Records for this exercise Start Marker
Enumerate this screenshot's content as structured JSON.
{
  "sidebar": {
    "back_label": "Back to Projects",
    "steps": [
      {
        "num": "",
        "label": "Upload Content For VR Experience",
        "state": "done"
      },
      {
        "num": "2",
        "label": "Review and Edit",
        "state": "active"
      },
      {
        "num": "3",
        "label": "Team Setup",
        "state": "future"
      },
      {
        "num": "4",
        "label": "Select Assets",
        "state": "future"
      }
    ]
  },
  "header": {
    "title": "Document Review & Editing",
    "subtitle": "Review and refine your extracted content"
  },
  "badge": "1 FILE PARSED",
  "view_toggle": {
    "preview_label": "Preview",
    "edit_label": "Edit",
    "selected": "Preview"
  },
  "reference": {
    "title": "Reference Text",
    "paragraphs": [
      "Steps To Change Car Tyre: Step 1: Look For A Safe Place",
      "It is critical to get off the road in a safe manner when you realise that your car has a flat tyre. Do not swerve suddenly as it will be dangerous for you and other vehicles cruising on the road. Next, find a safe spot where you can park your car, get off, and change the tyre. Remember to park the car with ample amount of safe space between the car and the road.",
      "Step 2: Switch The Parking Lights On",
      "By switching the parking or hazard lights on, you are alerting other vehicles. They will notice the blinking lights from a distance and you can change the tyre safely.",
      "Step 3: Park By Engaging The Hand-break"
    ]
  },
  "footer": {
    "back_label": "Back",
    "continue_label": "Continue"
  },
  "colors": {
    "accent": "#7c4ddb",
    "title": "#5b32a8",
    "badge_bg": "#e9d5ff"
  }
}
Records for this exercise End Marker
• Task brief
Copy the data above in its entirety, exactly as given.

• Answer to this task
Enumerate this screenshot's content as structured JSON.
{
  "sidebar": {
    "back_label": "Back to Projects",
    "steps": [
      {
        "num": "",
        "label": "Upload Content For VR Experience",
        "state": "done"
      },
      {
        "num": "2",
        "label": "Review and Edit",
        "state": "active"
      },
      {
        "num": "3",
        "label": "Team Setup",
        "state": "future"
      },
      {
        "num": "4",
        "label": "Select Assets",
        "state": "future"
      }
    ]
  },
  "header": {
    "title": "Document Review & Editing",
    "subtitle": "Review and refine your extracted content"
  },
  "badge": "1 FILE PARSED",
  "view_toggle": {
    "preview_label": "Preview",
    "edit_label": "Edit",
    "selected": "Preview"
  },
  "reference": {
    "title": "Reference Text",
    "paragraphs": [
      "Steps To Change Car Tyre: Step 1: Look For A Safe Place",
      "It is critical to get off the road in a safe manner when you realise that your car has a flat tyre. Do not swerve suddenly as it will be dangerous for you and other vehicles cruising on the road. Next, find a safe spot where you can park your car, get off, and change the tyre. Remember to park the car with ample amount of safe space between the car and the road.",
      "Step 2: Switch The Parking Lights On",
      "By switching the parking or hazard lights on, you are alerting other vehicles. They will notice the blinking lights from a distance and you can change the tyre safely.",
      "Step 3: Park By Engaging The Hand-break"
    ]
  },
  "footer": {
    "back_label": "Back",
    "continue_label": "Continue"
  },
  "colors": {
    "accent": "#7c4ddb",
    "title": "#5b32a8",
    "badge_bg": "#e9d5ff"
  }
}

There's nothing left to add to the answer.